California Ballet Company
San Diego Civic Theatre, San Diego, CA
March 5–6, 2005
Reviewed by Janice Steinberg
At 18, Polina Semionova (see “On the Rise,” October 2004) became the youngest principal at Berlin’s Staatsoper Unter den Linden. At 19—last year—she enchanted British critics in the English National Ballet’s Swan Lake. This March, she made the cover of Berlin’s ballettanz magazine for an issue focusing on beauty. It’s a lot of buzz for a young dancer to carry, but Semionova bore the weight of potential stardom as fearlessly as she nailed her attitudes in her U.S. debut as Aurora in California Ballet’s Sleeping Beauty—a role that highlighted her naturalness and charm as well as the clarity of her technique.
Long-torsoed and willowy, the Bolshoi graduate’s beautifully lifted, open upper body conveyed Aurora’s openness and freshness, and her incisive footwork and powerful balances reminded us that this doe-eyed girl will become a queen.
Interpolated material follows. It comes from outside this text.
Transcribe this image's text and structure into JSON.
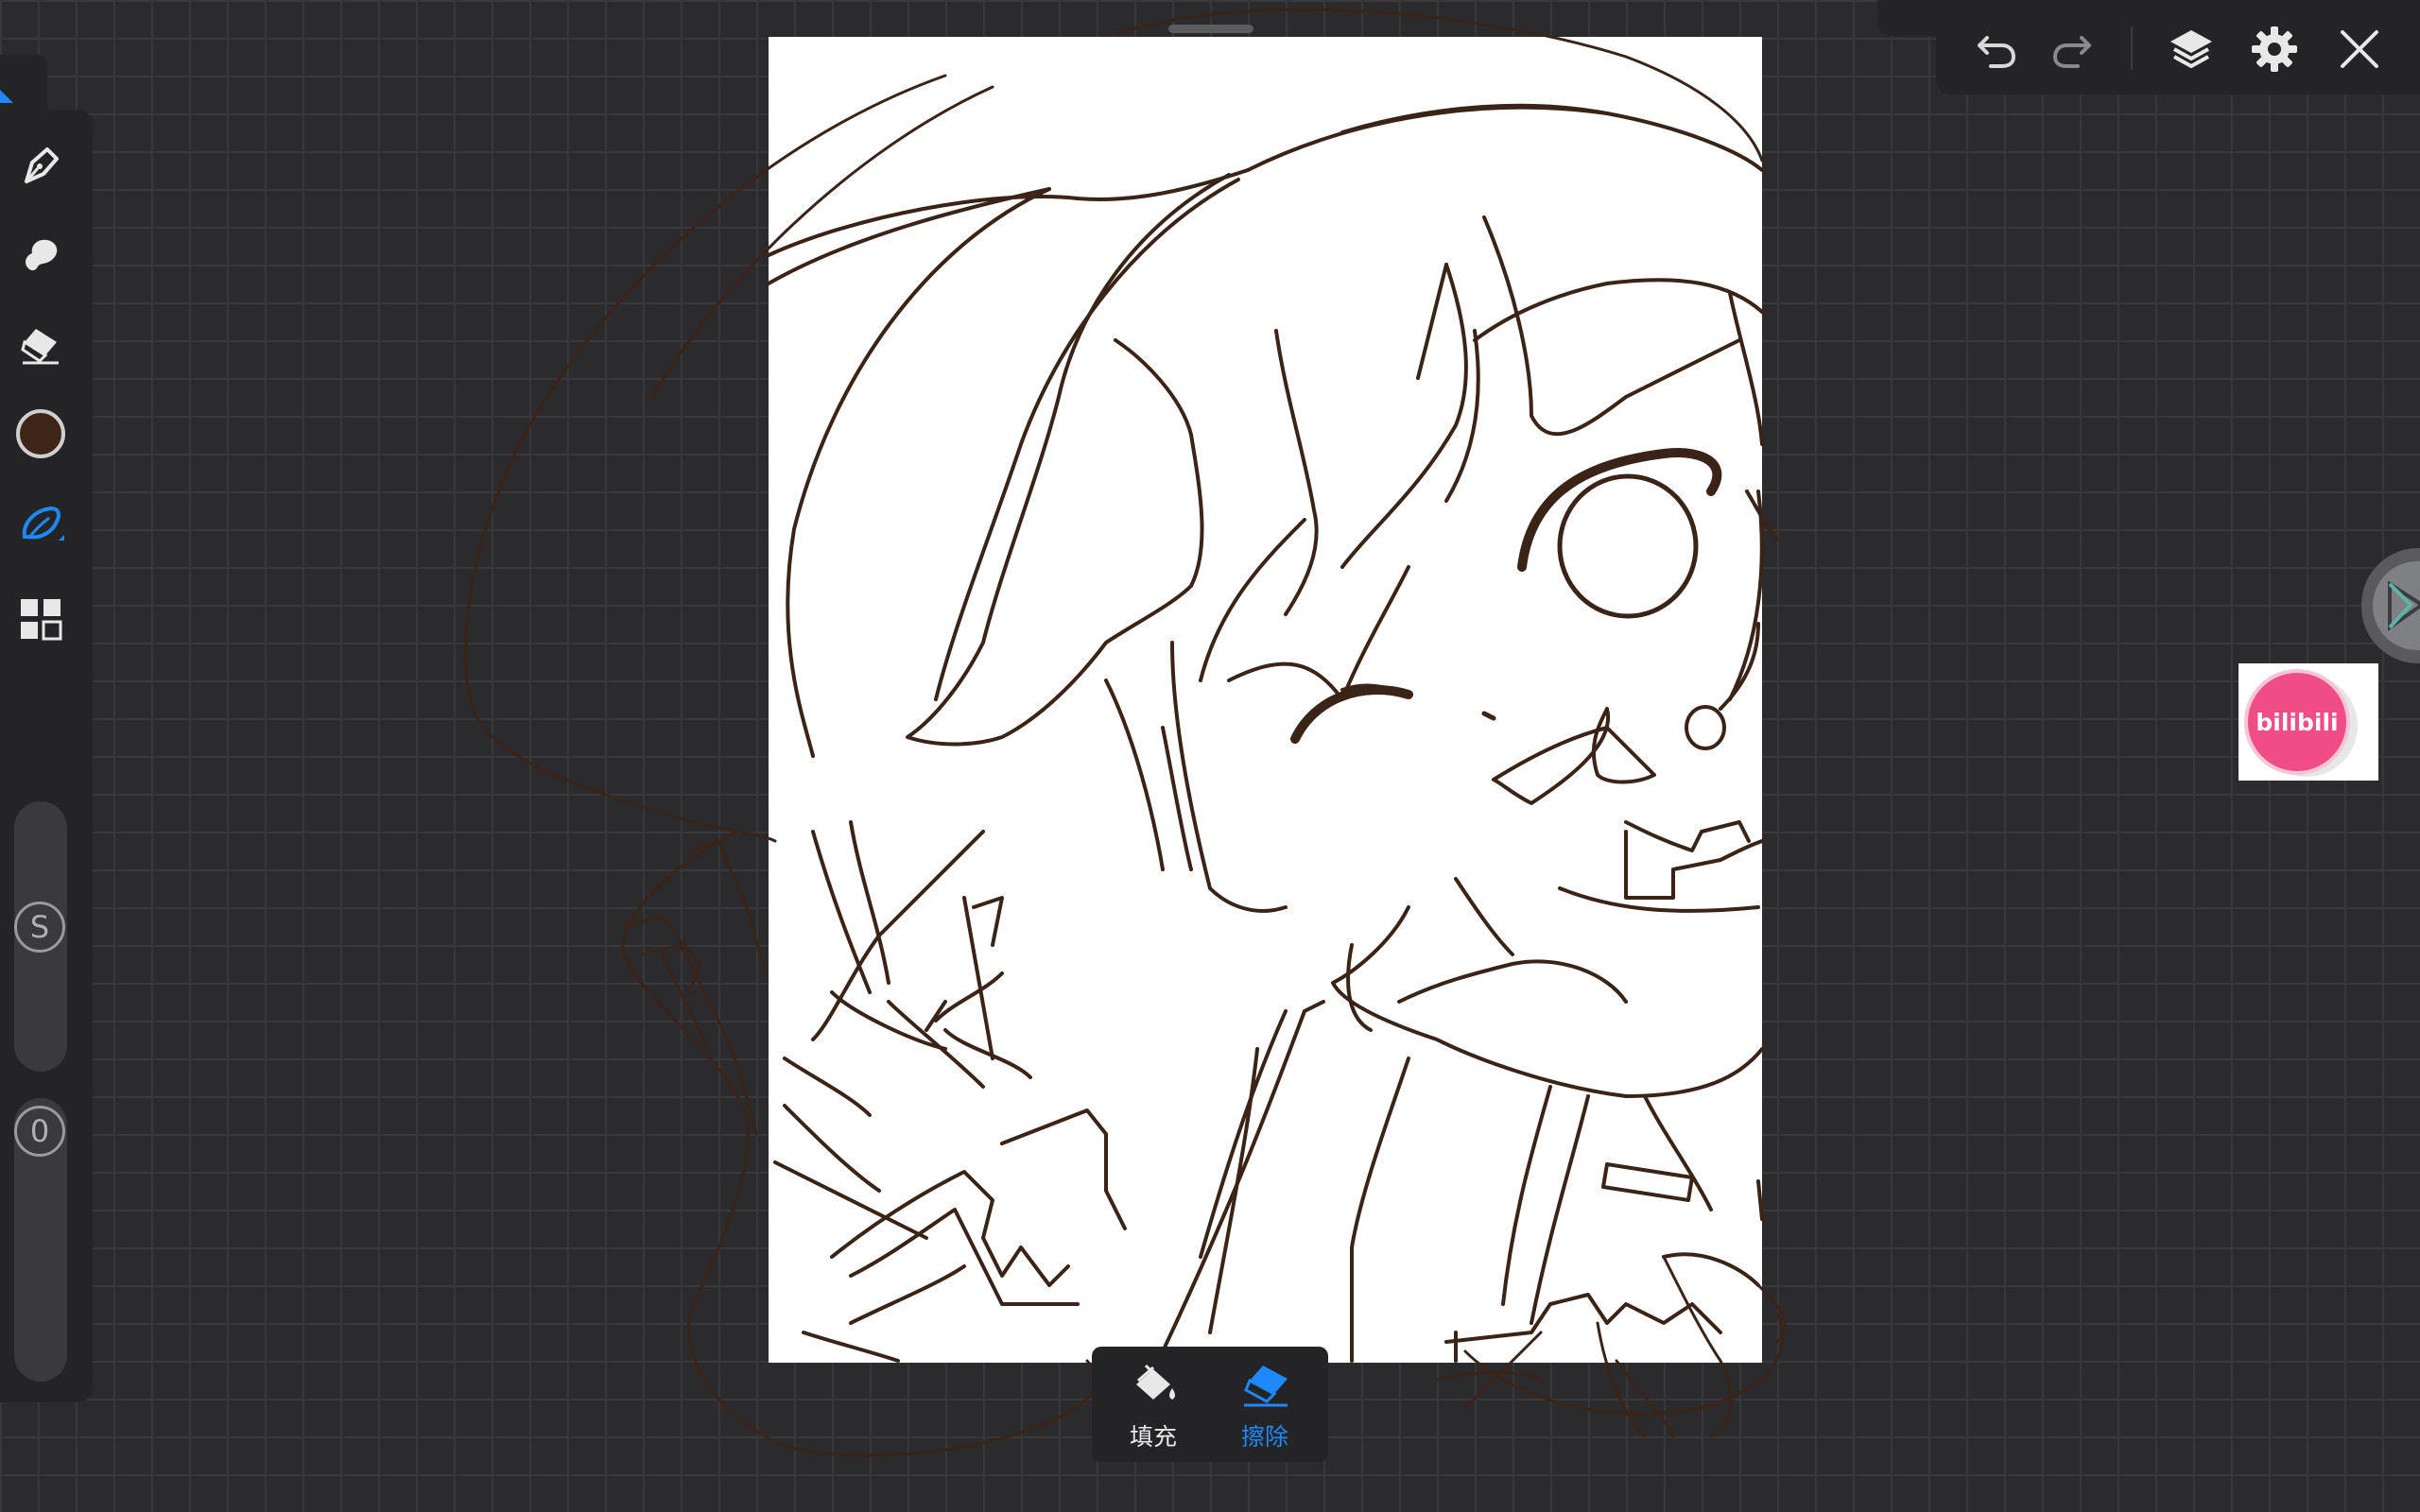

With quicksilver vivacity, Semionova had fun with big emotions like exuberance, and in subtle moments she dazzled: In her first dance with the prince, eyes half-closed, she looked transported—and light years more alive than anyone else in this otherwise disappointing production.
David Makhateli’s cool powder-blue costume mirrored his lack of ardor as Prince Désiré. At least the Royal Ballet soloist could jump, ascending as lightly as if he were being drawn up like a yoyo rather than having to push against the floor.
The San Diego-based company’s director, Maxine Mahon, gave us scaled-down choreography—Petipa lite—like Carabosse (Clarissa Palhegyi) as Leona Helmsley, more camp than scary as she repeated a few sweeping gestures. The corps often simply walked at different speeds, with a nervous quartet of pages pacing like expectant fathers. When the choreography did get more challenging, the dancing turned mushy, most painfully in the fairies’ variations. Exceptions were principal Jennifer Curry with a lovely port de bras as the Lilac Fairy, Mariko Kikuchi’s precise feet and fluttering fingers as the Fairy of Eloquence, and guest artist Evgeniy Lushkin’s sparkling side-to-side jumps as the Bluebird.
California Ballet deserves cheers for introducing Semionova to U.S. audiences, but let’s hope that her next appearance will be in a production worthy of her brilliance.
For more information: www.californiaballet.org